[Component data from apps and pages]
- - -

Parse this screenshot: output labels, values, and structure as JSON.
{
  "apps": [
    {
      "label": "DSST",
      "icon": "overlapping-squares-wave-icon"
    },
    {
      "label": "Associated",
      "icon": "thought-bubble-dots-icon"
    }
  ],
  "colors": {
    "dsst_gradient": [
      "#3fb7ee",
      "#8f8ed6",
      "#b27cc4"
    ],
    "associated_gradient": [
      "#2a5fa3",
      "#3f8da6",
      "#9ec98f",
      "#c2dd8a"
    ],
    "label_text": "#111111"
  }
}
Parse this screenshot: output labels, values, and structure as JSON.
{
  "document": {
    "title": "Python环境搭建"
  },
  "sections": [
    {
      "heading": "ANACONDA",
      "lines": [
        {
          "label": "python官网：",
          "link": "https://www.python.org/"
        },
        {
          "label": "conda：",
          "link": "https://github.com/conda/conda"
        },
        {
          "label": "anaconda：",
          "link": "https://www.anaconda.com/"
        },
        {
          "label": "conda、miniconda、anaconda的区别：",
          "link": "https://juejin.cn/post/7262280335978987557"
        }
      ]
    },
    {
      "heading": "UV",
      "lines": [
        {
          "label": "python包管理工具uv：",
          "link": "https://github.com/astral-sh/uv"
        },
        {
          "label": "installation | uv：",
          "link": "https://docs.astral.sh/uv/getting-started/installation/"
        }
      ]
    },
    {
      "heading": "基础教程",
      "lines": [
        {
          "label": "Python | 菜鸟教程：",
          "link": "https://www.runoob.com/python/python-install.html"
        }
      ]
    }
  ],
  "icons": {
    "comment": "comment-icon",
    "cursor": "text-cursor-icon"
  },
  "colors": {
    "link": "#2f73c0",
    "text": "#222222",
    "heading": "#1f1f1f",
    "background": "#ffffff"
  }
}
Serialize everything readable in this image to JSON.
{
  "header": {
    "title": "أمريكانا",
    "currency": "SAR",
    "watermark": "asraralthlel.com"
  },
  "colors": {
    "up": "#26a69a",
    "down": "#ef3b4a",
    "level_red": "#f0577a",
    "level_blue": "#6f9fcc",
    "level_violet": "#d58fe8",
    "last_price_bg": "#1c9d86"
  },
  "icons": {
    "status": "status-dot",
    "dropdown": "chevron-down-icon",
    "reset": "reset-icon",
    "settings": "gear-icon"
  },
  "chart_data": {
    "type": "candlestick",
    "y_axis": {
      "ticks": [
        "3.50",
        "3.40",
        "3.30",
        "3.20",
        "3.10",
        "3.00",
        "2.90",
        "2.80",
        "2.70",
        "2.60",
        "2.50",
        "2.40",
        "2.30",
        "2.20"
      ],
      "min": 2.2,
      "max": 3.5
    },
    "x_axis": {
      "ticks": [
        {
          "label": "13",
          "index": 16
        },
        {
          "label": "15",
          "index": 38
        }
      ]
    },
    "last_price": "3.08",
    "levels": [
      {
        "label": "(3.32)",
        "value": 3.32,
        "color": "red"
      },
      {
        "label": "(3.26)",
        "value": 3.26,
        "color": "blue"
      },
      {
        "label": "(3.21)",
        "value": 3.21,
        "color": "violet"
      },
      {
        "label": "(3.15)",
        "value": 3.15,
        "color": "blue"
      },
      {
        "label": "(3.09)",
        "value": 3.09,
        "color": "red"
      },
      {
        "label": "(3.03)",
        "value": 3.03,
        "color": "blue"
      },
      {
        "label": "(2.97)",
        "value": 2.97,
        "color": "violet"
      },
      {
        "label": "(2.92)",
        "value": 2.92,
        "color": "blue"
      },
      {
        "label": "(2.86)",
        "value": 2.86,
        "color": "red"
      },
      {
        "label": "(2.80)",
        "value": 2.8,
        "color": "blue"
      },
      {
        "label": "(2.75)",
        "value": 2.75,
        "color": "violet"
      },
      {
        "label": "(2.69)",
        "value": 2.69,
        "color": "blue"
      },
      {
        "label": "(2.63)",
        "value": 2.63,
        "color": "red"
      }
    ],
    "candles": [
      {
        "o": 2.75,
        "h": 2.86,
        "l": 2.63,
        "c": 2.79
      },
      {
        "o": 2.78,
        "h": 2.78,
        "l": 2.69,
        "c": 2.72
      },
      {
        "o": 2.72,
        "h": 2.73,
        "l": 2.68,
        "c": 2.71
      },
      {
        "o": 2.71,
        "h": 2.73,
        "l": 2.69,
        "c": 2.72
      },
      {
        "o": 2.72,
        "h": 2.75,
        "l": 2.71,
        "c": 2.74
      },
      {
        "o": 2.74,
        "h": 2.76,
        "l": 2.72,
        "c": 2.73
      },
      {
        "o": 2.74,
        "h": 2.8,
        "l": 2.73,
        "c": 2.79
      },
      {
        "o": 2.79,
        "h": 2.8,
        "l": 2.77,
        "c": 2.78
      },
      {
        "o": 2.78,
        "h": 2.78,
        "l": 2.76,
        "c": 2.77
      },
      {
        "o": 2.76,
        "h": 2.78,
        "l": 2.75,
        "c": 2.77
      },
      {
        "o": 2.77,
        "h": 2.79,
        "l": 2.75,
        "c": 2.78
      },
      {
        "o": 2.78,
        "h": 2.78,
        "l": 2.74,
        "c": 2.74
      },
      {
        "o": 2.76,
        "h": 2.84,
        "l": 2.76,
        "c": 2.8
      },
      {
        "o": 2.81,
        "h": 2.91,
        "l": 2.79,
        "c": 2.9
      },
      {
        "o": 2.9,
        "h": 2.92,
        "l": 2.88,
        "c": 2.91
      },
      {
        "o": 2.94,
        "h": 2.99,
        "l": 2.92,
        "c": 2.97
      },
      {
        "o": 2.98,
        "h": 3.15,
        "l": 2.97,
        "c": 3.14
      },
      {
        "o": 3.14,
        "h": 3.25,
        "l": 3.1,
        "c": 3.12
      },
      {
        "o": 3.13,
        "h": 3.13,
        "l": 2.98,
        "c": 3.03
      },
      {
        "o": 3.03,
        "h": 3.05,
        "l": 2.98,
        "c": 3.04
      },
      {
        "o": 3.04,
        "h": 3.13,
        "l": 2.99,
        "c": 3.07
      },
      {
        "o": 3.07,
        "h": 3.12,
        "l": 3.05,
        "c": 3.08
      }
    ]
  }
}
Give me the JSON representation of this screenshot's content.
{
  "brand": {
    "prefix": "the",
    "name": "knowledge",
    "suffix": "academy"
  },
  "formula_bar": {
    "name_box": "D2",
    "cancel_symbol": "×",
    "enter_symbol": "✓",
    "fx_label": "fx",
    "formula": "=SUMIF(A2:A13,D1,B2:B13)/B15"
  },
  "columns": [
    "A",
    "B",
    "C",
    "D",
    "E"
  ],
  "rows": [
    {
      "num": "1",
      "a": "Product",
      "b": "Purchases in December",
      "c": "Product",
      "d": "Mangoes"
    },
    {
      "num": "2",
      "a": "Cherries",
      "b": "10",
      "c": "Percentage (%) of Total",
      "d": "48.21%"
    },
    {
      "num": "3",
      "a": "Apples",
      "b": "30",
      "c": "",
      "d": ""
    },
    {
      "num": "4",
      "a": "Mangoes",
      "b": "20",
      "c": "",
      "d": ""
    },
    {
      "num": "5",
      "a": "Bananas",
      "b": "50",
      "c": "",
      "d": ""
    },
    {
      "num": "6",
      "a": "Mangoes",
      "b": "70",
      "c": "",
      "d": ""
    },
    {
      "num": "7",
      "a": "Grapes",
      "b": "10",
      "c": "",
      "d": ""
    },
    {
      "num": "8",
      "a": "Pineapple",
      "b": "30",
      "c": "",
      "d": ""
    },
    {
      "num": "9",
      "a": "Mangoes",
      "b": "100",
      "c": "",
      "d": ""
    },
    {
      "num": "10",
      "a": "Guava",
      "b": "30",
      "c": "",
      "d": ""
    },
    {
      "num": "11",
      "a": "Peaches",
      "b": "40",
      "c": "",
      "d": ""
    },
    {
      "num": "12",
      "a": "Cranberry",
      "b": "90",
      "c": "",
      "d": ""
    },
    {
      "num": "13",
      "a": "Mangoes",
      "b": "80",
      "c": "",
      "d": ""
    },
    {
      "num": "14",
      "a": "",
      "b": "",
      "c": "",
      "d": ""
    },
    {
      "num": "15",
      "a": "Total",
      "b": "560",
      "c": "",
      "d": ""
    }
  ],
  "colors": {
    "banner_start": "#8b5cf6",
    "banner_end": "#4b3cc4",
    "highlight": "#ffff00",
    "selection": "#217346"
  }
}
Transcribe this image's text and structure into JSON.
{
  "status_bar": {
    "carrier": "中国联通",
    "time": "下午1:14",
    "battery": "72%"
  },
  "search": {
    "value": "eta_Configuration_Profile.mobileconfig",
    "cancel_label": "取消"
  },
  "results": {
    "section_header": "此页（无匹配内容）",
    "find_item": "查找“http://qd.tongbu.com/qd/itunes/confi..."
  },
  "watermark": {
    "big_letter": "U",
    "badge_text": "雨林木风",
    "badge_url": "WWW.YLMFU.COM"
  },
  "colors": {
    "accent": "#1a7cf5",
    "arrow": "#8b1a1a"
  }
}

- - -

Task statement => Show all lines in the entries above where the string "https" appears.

Response to this exercise =>
          "link": "https://www.python.org/"
          "link": "https://github.com/conda/conda"
          "link": "https://www.anaconda.com/"
          "link": "https://juejin.cn/post/7262280335978987557"
          "link": "https://github.com/astral-sh/uv"
          "link": "https://docs.astral.sh/uv/getting-started/installation/"
          "link": "https://www.runoob.com/python/python-install.html"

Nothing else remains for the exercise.